# [The problem]
The lines below that include the word "last" are to be reported.

(Records for this task begins)

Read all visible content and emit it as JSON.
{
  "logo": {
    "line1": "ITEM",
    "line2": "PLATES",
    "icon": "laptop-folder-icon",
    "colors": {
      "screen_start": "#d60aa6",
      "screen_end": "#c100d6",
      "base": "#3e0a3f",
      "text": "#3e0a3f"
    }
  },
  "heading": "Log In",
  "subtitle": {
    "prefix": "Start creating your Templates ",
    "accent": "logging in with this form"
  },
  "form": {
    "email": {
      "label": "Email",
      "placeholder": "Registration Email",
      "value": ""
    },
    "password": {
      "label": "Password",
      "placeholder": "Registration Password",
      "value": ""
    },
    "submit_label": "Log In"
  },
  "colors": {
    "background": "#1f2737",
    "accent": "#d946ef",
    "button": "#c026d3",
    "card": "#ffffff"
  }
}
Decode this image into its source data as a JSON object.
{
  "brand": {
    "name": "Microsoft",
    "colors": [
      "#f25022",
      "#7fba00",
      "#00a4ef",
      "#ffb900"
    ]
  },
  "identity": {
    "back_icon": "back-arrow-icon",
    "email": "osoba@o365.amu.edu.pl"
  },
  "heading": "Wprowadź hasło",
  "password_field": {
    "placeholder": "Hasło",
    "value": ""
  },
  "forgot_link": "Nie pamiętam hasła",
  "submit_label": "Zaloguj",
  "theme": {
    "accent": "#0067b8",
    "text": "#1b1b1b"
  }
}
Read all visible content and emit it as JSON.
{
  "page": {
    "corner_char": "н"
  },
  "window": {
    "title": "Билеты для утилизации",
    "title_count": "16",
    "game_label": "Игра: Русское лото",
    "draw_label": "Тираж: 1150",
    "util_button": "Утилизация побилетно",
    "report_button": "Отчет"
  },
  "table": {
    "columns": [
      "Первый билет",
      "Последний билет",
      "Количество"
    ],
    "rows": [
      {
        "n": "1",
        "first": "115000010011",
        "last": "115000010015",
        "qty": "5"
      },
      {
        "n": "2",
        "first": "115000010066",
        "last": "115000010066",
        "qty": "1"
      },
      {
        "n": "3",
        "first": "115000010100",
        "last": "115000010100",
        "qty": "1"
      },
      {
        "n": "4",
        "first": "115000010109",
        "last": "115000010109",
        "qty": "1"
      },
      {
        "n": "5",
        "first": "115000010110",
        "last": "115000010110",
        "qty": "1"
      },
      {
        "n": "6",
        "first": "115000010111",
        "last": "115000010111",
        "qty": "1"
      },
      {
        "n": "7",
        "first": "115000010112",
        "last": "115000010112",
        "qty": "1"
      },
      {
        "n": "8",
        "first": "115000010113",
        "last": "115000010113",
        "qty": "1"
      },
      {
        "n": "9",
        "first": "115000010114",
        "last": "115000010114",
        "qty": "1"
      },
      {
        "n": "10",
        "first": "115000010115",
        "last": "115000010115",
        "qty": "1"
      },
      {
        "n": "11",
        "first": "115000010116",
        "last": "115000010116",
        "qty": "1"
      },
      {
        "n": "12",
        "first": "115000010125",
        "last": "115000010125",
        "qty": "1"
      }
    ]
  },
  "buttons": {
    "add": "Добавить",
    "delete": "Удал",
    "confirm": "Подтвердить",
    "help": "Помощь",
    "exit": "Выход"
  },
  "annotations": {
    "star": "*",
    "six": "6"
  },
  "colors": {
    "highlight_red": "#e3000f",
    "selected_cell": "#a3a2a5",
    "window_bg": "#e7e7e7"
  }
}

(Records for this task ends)

# [Exercise solution]
        "last": "115000010015",
        "last": "115000010066",
        "last": "115000010100",
        "last": "115000010109",
        "last": "115000010110",
        "last": "115000010111",
        "last": "115000010112",
        "last": "115000010113",
        "last": "115000010114",
        "last": "115000010115",
        "last": "115000010116",
        "last": "115000010125",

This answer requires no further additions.